“With each new session, my motivation to start my own blog always increased”
3. Learning about the basics and importance of blog writing
Even though they are all forms of writing, blogging is different from normal essay or academic writing. Writing a blog is writing to engage and interact with your audience online, so that they could relate. While we write conversationally, we must also follow certain writing rules and clearly structure our ideas to express them well. We can also use other media. So, in the training, there were various sessions focusing on essential blogging skills ranging from the basic writing for web, idea generation, research, basic photography, online safety and so on. There were also sessions where we had a guest speaker who shared her first-hand experience in how to write and manage her blog as well. From one session to another, we were equipped with the essential skills for blogging, especially writing to advocate for social issues.
4. The opportunity to meet like-minded people

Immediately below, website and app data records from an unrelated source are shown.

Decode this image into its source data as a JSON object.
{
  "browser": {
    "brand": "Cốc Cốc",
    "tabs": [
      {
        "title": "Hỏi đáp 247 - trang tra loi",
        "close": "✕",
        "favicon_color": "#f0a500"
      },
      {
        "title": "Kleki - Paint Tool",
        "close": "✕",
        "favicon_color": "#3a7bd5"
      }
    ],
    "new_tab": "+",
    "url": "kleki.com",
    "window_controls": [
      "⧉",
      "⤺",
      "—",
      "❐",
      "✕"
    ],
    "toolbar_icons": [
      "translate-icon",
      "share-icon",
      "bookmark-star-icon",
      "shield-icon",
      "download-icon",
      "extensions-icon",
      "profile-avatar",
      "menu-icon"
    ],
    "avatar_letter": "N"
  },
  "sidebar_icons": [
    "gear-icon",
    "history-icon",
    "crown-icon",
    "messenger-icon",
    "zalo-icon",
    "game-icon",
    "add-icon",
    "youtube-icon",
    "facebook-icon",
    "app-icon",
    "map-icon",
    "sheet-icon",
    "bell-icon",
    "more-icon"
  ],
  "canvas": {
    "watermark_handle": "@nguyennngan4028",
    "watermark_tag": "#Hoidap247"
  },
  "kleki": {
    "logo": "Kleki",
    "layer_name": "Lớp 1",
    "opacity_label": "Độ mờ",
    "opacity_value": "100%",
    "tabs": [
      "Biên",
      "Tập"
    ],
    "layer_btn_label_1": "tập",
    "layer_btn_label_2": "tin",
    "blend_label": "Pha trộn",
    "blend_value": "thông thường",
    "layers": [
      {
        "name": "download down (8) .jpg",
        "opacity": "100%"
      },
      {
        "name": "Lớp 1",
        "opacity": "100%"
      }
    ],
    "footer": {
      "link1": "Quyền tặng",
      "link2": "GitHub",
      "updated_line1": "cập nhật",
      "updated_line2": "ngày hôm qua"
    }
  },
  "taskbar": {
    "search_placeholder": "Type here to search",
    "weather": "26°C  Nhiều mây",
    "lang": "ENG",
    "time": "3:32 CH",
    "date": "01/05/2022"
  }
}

If you are someone who is interested in advocating for social causes through blogging, then Voices of Youth is the programme for you. Not only will you learn how to blog about social issues concerning children and youth in Cambodia, you will get to meet some amazing people here who share the same or similar interests as you. It’s such a good opportunity for you to build long-lasting friendships and connect with these people. They share great ideas with you and you share yours back, and that’s when you start to open up your world by seeing an idea from different angles.
5. A baby step to a blogging journey
With each new session, my motivation to start my own blog always increased. During one session, we learnt about how to set up a blog, start a plan on blogging, generate content, and how to manage it once we get started. I got so excited and started coming up with different content for the main theme of my blog. The ideas kept coming, and the whole thought process about the end products is exciting. With this basic knowledge I have learned from VOY, I’m not only motivated to continue blogging, but I’m also ready to survive managing the blog by myself. It will be such an interesting journey, of course!
Now that VOY has come to an end, I feel both happy and sad at the same time. Happy that I’ve finally gone through all the writing assignments in the programme, and sad that the work has come to an end too. It’s been an exciting roller coaster journey here with VOY, and I am so thankful for that. Special thanks to our mentor, bong Sorita, who’s always been there for us trainees. Finally, I hope that when the Voices of Youth Programme opens for the next generation to apply, you will consider my messages here, and I’m sure that whatever decision you make, you’ve done your best in thinking it through.
Views expressed here are those of the author’s and do not necessarily represent or reflect the views of UNICEF.